### SOURCE MATERIAL

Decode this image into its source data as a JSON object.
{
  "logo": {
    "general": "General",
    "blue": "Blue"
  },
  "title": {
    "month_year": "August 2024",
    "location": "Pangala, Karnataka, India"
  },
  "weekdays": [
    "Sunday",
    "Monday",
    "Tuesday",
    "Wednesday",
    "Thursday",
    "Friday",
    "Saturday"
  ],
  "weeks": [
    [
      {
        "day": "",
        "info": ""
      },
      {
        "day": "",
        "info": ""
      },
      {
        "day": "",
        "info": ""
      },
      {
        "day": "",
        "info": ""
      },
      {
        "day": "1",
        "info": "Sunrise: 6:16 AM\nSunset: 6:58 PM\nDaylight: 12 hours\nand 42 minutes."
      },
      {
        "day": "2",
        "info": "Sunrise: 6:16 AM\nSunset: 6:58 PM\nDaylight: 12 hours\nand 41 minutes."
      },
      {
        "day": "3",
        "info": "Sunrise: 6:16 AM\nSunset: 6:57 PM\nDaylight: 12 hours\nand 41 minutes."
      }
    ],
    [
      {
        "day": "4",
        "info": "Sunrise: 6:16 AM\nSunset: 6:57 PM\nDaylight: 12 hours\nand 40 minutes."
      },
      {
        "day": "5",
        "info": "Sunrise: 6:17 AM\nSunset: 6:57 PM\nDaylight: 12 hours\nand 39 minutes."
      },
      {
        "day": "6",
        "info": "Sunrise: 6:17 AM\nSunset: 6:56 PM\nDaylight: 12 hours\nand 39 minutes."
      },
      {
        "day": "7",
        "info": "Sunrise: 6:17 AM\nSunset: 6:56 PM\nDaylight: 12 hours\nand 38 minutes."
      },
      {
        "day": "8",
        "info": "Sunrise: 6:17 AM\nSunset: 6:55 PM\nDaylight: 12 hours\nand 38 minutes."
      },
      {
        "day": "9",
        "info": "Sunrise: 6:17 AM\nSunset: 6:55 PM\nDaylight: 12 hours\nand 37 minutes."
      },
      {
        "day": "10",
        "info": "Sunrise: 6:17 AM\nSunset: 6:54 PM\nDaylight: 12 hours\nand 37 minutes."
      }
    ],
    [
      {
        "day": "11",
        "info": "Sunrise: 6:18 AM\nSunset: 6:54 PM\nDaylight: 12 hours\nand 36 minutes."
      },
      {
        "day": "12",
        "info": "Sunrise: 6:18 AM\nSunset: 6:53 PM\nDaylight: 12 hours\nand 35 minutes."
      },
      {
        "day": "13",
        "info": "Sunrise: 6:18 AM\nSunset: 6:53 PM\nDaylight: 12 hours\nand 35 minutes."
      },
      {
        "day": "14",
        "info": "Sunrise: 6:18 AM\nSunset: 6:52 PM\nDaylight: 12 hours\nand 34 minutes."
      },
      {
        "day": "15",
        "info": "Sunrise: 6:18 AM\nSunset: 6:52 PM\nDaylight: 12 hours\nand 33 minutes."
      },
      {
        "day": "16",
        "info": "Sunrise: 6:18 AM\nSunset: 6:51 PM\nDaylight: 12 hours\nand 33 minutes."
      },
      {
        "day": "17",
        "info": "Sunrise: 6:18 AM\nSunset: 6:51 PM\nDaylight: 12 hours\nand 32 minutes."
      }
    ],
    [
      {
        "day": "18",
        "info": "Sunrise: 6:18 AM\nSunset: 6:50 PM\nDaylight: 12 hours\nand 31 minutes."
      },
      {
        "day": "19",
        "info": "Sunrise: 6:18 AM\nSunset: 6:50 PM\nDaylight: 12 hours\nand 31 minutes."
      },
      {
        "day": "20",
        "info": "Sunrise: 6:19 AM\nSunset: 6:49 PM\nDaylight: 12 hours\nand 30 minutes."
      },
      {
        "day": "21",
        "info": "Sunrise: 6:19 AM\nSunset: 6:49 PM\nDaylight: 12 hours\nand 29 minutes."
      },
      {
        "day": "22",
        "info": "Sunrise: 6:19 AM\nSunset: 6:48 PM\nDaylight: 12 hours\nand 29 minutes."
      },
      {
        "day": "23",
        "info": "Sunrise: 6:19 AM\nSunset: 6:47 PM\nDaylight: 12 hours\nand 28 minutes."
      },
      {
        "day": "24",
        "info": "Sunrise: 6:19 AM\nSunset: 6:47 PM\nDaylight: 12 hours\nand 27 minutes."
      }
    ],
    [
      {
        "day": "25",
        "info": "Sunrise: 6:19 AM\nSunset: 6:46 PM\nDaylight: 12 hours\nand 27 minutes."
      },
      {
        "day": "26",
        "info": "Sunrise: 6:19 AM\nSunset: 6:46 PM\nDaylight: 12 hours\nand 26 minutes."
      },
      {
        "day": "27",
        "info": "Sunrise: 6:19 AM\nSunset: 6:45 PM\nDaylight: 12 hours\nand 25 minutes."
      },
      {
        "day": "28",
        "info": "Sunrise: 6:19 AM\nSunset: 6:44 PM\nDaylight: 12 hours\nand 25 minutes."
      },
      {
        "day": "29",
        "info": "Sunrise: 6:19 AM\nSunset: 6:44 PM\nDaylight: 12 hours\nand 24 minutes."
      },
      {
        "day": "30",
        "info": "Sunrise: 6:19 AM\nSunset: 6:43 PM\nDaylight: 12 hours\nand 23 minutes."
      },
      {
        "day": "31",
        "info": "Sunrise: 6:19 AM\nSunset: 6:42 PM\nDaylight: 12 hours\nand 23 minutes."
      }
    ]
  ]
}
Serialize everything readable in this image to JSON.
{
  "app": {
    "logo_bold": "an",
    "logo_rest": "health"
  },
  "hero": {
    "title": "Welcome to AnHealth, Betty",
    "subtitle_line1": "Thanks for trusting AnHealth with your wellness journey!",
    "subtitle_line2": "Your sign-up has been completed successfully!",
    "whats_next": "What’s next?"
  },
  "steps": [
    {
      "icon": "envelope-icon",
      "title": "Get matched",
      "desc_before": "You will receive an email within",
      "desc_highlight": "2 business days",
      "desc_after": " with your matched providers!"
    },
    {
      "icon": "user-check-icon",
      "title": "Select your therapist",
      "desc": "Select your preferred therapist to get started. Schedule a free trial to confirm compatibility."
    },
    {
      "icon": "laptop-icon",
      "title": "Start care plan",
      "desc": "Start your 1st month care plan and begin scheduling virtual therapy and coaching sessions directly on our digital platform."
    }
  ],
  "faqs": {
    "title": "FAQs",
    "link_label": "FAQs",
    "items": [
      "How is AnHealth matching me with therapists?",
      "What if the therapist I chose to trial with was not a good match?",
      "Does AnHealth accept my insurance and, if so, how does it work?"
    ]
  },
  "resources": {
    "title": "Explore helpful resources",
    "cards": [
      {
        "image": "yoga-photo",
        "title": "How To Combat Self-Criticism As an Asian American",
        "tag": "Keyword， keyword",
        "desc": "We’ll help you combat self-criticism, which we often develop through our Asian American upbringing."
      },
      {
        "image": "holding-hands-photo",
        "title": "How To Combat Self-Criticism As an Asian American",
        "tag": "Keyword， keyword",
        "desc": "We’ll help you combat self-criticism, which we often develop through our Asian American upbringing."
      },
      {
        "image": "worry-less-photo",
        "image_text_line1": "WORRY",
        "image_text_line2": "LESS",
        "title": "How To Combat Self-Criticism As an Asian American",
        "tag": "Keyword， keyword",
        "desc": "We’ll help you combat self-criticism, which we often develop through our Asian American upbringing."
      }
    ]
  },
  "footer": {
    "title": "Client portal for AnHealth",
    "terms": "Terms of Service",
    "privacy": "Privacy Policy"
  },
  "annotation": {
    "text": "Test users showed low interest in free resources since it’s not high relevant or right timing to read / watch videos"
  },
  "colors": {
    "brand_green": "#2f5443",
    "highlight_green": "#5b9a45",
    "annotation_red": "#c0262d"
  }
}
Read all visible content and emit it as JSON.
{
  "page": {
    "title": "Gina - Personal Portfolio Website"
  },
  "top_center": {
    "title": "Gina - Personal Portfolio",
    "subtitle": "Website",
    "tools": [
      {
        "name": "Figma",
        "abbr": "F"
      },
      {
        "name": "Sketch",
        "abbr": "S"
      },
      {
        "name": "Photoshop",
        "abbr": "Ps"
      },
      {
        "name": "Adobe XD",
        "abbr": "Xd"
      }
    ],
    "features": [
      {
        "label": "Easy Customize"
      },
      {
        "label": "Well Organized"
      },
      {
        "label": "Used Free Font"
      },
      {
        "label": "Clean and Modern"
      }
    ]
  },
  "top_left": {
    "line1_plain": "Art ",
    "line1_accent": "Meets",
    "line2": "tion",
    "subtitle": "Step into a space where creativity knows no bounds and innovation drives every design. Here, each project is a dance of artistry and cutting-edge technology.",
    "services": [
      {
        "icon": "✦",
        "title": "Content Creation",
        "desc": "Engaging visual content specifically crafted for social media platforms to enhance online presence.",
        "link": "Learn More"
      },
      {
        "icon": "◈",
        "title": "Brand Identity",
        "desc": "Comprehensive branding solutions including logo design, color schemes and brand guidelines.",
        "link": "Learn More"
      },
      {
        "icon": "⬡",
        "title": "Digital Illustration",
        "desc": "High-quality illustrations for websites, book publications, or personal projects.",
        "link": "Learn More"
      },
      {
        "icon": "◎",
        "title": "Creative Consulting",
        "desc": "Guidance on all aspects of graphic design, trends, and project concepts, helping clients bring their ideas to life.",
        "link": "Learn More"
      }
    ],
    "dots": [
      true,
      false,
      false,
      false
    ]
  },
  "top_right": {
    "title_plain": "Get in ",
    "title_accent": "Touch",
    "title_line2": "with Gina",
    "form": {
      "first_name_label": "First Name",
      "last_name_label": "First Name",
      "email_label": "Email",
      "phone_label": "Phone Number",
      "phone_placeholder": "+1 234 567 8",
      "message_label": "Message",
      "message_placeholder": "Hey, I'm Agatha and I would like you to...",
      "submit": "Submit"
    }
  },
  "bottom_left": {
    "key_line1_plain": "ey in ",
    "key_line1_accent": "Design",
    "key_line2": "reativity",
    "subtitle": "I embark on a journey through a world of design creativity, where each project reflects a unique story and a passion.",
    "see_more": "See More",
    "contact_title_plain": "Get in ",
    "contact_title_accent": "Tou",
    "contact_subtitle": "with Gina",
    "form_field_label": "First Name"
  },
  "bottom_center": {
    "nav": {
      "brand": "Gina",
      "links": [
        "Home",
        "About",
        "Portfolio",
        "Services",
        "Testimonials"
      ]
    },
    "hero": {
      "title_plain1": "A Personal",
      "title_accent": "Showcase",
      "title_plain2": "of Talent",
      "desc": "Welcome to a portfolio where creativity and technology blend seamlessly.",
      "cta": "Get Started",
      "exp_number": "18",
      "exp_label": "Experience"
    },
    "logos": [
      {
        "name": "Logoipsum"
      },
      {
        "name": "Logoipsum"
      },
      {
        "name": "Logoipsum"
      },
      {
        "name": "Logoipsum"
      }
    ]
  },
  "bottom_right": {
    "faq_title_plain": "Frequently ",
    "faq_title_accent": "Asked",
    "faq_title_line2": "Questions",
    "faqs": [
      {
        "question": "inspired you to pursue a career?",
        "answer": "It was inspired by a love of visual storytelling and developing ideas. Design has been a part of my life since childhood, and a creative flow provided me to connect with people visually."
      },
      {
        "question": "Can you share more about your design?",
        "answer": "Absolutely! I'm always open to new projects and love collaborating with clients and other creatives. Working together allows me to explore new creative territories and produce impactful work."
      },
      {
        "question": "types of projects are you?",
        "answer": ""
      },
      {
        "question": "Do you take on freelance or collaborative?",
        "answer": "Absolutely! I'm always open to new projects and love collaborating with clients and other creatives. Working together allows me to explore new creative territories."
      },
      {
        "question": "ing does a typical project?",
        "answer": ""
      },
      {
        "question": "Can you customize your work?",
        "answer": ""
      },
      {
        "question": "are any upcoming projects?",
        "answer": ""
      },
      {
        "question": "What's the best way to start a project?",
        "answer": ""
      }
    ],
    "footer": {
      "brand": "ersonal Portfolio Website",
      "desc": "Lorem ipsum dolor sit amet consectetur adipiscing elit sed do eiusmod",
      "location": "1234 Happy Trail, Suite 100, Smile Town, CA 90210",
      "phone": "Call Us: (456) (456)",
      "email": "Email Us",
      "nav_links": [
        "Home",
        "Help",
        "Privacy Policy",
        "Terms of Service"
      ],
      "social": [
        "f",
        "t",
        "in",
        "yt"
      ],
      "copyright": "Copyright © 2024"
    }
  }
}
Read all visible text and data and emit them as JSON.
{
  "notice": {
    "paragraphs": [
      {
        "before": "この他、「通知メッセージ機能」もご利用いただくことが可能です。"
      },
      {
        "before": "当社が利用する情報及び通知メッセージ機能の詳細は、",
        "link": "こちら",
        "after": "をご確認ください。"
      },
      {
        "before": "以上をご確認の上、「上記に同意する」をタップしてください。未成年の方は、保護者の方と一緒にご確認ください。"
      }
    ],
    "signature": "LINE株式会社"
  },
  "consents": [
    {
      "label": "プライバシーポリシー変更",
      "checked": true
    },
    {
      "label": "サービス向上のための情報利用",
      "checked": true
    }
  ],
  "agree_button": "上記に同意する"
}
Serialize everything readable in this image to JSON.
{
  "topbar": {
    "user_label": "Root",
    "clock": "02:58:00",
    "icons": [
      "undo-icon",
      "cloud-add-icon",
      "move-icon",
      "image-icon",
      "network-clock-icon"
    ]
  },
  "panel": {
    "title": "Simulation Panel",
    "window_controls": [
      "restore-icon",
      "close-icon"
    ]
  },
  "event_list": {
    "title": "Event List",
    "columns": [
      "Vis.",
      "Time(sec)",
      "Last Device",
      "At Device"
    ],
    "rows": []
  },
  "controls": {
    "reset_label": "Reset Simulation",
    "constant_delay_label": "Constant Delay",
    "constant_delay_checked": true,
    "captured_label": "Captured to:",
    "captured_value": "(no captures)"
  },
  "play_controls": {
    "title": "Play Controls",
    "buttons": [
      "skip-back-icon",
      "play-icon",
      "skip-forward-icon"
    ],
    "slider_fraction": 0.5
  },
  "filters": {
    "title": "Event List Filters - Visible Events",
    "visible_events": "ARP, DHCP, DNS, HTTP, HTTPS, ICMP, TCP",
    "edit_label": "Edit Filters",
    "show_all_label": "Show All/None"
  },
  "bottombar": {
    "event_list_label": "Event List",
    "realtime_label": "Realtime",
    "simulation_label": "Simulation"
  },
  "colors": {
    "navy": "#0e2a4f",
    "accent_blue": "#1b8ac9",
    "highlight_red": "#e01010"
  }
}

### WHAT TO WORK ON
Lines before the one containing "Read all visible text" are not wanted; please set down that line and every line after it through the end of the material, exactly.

### ANSWER FOR THE TASK
Read all visible text and data and emit them as JSON.
{
  "notice": {
    "paragraphs": [
      {
        "before": "この他、「通知メッセージ機能」もご利用いただくことが可能です。"
      },
      {
        "before": "当社が利用する情報及び通知メッセージ機能の詳細は、",
        "link": "こちら",
        "after": "をご確認ください。"
      },
      {
        "before": "以上をご確認の上、「上記に同意する」をタップしてください。未成年の方は、保護者の方と一緒にご確認ください。"
      }
    ],
    "signature": "LINE株式会社"
  },
  "consents": [
    {
      "label": "プライバシーポリシー変更",
      "checked": true
    },
    {
      "label": "サービス向上のための情報利用",
      "checked": true
    }
  ],
  "agree_button": "上記に同意する"
}
Serialize everything readable in this image to JSON.
{
  "topbar": {
    "user_label": "Root",
    "clock": "02:58:00",
    "icons": [
      "undo-icon",
      "cloud-add-icon",
      "move-icon",
      "image-icon",
      "network-clock-icon"
    ]
  },
  "panel": {
    "title": "Simulation Panel",
    "window_controls": [
      "restore-icon",
      "close-icon"
    ]
  },
  "event_list": {
    "title": "Event List",
    "columns": [
      "Vis.",
      "Time(sec)",
      "Last Device",
      "At Device"
    ],
    "rows": []
  },
  "controls": {
    "reset_label": "Reset Simulation",
    "constant_delay_label": "Constant Delay",
    "constant_delay_checked": true,
    "captured_label": "Captured to:",
    "captured_value": "(no captures)"
  },
  "play_controls": {
    "title": "Play Controls",
    "buttons": [
      "skip-back-icon",
      "play-icon",
      "skip-forward-icon"
    ],
    "slider_fraction": 0.5
  },
  "filters": {
    "title": "Event List Filters - Visible Events",
    "visible_events": "ARP, DHCP, DNS, HTTP, HTTPS, ICMP, TCP",
    "edit_label": "Edit Filters",
    "show_all_label": "Show All/None"
  },
  "bottombar": {
    "event_list_label": "Event List",
    "realtime_label": "Realtime",
    "simulation_label": "Simulation"
  },
  "colors": {
    "navy": "#0e2a4f",
    "accent_blue": "#1b8ac9",
    "highlight_red": "#e01010"
  }
}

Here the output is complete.